Helpful Tools:

  • Google Docs or Sheets
  • Excel, Evernote
  • Data visualization services will also record and track your progress over time.

3. The Information You Need

Once you have located an area where data might help, you need to figure out what information will help you make a better decision, and where to find it. You might be able to collect some data internally, while other types of data might only be available through a tool or service. If you are looking at information from your website, you might reach out to the company that handles your site. If you want answers about hiring, maybe a tool with more resources would fit your needs. Maybe the data would come from a survey you create in-house.

Helpful Tools:

  • Types internally generated data (surveys, reviews, customer satisfaction ratings, product returns)
  • Tools for finding Web Data (Google Analytics, Google Adwords, Klipfolio, Basecamp, Webtrends)
  • Other Services (Market research consulting companies, syndicated research white papers or raw data)

4. Analyzing Your Data

This is the part that gets most people spooked, but it really shouldn’t – even if math was never your thing. Most of the math involved in basic analysis is simple: finding averages, means, percentages, mapping trends – all things we did in middle school. Data of a qualitative nature (meaning data that is not in number form – think written reviews or survey responses) might not even require math to be analyzed at all. Instead of thinking you can’t do it, try writing it out in terms of what information you have and what answers you need, then determine if you can get your answers from what you have. That being said, some businesses, especially as they grow, will find that they are dealing with large and complex data sets that can’t be analyzed easily using traditional methods (these unruly data sets are what we refer to as Big Data). When you can no longer gain valuable insight from your data because it’s become too complex, it might be time to consider hiring a data analyst.

Helpful Data Visualization Tools:

5. Measure Success or Failure

Once you have analyzed your data and made some changes based on the data you collected and analyzed, figure out which affects of your decision will best measure success. If you have baseline data to measure success against then do that, but if you had no pre-recorded data, then you should use this opportunity to set a baseline and record it, so that future success can be measured. At this point you can also decide which factors to continue to track, which will give you continuous feedback about that section of your business. It is also a great time to weigh the time and effort it took to implement the data-driven process against the gains and determine if it was in fact worth it. If a process generates too little data, it might not be cost effective to implement a data-driven process yet.

Data visualization tools allow you to set parameters for success or failure, so you can always measure your progress.

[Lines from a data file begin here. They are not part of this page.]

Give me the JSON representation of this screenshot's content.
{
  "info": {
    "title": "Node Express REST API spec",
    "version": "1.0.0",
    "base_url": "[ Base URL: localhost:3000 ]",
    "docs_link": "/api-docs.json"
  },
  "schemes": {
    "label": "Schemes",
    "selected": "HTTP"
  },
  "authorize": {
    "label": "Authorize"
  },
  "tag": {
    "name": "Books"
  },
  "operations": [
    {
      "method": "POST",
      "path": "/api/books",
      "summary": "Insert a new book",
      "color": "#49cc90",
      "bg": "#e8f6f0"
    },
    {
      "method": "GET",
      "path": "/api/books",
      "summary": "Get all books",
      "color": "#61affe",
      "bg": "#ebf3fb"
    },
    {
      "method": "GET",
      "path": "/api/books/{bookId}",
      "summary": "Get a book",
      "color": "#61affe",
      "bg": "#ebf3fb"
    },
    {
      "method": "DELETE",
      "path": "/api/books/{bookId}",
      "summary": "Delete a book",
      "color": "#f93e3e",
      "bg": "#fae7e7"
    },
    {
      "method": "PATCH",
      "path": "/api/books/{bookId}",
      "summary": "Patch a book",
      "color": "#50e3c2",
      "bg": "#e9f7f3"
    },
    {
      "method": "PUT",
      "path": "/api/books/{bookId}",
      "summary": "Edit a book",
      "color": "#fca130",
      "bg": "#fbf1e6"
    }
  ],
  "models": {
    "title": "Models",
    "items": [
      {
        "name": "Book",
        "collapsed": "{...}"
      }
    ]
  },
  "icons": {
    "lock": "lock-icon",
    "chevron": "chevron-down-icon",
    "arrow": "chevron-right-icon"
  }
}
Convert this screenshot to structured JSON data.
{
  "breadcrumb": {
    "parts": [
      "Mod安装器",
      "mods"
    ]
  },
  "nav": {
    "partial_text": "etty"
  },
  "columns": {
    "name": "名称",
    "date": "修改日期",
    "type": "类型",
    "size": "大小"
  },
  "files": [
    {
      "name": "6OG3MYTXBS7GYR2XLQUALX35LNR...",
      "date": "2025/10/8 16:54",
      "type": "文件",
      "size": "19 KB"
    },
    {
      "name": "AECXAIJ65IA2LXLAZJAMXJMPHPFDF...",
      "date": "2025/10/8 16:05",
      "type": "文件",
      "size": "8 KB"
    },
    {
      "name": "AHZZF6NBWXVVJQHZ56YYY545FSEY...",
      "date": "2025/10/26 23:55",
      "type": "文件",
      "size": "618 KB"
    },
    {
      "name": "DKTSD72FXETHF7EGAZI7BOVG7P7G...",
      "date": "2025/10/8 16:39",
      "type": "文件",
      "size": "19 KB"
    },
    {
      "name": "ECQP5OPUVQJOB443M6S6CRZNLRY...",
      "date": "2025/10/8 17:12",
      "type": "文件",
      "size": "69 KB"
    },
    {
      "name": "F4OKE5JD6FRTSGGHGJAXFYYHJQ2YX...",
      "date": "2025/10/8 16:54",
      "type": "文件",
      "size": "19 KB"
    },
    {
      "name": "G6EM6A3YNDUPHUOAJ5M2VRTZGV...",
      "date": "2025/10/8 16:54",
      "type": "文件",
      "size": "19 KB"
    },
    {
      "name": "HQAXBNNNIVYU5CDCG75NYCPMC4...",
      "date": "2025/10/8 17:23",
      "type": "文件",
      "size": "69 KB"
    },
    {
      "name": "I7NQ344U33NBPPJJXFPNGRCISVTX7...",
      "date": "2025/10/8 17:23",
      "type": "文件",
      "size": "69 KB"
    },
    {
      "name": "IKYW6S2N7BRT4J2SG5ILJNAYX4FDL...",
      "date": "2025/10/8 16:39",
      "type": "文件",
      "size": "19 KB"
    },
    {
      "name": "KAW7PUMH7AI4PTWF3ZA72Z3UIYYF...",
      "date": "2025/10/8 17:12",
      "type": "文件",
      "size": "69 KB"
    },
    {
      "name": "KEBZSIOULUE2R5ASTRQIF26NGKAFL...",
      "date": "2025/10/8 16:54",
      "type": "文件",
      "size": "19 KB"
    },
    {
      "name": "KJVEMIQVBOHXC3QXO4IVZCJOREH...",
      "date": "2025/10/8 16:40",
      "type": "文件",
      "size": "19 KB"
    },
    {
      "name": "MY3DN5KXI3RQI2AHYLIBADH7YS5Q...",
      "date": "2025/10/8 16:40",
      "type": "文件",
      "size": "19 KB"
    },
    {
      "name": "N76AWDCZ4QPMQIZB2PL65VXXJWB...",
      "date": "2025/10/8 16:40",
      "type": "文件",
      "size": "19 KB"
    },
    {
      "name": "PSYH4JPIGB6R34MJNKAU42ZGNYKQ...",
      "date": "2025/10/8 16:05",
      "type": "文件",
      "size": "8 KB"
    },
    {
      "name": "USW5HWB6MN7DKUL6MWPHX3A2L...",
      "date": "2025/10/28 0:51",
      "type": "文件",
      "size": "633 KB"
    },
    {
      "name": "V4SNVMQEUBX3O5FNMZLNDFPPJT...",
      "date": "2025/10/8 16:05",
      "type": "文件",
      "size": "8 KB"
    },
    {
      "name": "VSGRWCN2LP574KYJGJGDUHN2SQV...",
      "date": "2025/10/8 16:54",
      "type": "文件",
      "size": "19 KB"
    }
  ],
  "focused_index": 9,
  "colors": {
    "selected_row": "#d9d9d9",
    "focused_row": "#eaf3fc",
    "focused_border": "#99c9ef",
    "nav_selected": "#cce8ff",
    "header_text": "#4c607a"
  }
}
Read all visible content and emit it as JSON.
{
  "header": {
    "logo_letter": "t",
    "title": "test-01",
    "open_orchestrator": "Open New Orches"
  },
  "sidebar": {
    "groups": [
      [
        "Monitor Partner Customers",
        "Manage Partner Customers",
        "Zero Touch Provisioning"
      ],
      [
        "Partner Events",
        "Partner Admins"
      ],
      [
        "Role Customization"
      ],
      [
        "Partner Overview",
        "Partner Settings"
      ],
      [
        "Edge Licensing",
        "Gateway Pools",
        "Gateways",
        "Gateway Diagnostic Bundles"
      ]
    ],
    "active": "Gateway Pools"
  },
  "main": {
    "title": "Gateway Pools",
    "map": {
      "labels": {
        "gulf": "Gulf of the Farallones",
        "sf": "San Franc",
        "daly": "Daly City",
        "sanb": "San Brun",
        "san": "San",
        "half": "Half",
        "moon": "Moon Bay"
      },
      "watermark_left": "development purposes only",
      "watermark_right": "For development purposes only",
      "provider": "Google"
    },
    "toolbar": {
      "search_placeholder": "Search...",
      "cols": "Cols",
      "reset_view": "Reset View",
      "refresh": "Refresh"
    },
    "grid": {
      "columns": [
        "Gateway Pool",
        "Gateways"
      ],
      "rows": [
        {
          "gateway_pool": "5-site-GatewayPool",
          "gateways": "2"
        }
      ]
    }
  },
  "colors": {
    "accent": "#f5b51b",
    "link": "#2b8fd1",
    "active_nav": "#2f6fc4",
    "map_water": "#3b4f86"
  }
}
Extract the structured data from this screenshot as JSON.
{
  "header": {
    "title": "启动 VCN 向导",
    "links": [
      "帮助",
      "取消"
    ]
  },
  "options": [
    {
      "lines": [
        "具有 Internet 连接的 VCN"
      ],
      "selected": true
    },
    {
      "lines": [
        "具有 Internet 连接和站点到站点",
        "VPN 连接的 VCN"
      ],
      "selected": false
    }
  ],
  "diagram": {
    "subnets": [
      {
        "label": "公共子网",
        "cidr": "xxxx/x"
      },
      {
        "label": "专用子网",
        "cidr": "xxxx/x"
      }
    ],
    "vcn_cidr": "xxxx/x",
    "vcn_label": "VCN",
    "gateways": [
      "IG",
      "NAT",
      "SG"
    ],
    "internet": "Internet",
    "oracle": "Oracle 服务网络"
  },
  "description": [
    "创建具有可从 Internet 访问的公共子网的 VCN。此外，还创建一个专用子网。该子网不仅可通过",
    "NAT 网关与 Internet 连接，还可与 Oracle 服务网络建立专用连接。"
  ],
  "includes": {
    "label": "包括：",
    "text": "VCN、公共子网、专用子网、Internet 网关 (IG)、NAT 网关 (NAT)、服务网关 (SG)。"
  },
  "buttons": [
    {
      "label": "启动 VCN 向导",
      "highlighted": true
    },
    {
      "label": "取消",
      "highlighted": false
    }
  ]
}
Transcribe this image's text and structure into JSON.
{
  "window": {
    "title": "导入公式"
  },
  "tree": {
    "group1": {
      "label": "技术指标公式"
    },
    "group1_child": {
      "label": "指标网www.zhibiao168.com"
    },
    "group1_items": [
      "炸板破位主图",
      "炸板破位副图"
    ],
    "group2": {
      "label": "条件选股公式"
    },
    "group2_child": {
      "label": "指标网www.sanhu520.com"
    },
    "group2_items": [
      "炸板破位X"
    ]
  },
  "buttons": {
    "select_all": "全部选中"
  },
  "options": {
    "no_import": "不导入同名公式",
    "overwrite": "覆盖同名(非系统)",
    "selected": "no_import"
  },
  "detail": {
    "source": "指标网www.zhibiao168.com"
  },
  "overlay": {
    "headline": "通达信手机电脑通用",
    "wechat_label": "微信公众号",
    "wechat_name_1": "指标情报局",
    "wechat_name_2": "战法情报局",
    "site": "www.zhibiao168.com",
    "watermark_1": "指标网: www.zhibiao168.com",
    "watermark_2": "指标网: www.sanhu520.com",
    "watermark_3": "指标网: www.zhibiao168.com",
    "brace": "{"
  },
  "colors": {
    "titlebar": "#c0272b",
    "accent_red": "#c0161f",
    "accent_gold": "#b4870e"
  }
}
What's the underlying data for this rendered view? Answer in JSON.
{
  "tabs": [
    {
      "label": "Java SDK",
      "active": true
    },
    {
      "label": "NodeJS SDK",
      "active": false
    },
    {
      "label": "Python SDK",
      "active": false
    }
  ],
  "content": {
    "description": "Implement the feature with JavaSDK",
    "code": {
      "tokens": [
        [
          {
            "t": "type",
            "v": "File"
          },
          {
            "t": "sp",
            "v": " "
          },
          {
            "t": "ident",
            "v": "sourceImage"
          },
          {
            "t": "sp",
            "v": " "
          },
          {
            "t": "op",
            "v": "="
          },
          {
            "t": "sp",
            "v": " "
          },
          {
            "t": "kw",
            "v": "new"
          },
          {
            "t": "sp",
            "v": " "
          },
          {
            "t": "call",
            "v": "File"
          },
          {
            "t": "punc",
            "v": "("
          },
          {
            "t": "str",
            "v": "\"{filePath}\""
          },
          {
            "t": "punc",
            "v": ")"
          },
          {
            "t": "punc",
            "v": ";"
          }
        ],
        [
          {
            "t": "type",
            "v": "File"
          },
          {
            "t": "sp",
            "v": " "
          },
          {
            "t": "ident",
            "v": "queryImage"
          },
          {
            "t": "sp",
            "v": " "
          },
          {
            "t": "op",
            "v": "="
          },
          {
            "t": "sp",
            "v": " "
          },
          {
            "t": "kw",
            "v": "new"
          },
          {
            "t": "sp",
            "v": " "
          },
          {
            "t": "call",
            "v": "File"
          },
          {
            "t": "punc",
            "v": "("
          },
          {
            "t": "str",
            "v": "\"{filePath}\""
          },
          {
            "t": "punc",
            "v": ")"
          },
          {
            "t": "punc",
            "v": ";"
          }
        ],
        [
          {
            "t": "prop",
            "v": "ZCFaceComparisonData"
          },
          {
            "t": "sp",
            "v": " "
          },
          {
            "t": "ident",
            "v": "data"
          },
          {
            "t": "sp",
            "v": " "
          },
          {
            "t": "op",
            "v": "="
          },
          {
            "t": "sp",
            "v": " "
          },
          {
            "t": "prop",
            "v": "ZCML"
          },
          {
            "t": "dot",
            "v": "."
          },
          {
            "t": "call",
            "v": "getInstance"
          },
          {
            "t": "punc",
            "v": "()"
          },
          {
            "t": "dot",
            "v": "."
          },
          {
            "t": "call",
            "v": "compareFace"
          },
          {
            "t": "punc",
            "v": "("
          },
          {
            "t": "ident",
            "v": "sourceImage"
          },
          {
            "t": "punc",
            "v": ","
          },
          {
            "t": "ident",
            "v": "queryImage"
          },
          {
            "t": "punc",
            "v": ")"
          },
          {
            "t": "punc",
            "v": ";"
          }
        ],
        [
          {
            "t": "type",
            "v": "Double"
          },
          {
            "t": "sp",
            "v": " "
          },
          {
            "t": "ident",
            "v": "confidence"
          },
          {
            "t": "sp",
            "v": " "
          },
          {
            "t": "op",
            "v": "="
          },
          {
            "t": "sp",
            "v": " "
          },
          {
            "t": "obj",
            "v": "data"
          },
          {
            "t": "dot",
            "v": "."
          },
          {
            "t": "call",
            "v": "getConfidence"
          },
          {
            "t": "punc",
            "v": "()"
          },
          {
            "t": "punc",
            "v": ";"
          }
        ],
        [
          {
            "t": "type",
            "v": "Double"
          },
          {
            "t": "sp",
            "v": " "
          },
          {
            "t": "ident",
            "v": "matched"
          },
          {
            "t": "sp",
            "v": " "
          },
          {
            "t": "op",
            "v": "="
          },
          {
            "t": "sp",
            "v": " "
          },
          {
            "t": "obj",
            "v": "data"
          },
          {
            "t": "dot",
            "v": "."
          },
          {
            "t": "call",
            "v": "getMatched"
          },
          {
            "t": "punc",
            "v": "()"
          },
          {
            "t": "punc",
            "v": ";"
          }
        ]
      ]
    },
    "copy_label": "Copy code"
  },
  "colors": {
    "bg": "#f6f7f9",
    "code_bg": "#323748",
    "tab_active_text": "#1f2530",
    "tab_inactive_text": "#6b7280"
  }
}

Learning to use data to your advantage will result in greater success than relying on intuition alone. There is no doubt that the process can be intimidating because of the overwhelming number of possibilities, but there are tools to help and many tools are free or built into services you are already using. Google analytics, tracking software, surveys, product reviews, and many others are all examples of data-generating tools easily available to every business, no matter how small. A data-driven small business probably will not need to process large databases of information or hire a specialist, as most likely they will never deal with Big Data, but that certainly does not bar them from using data to their advantage. At the heart of the whole process is an attitude or company culture that values and seeks out a way to make decisions that is efficient, repeatable, and measurable, and gets excited about the possibilities that data offers.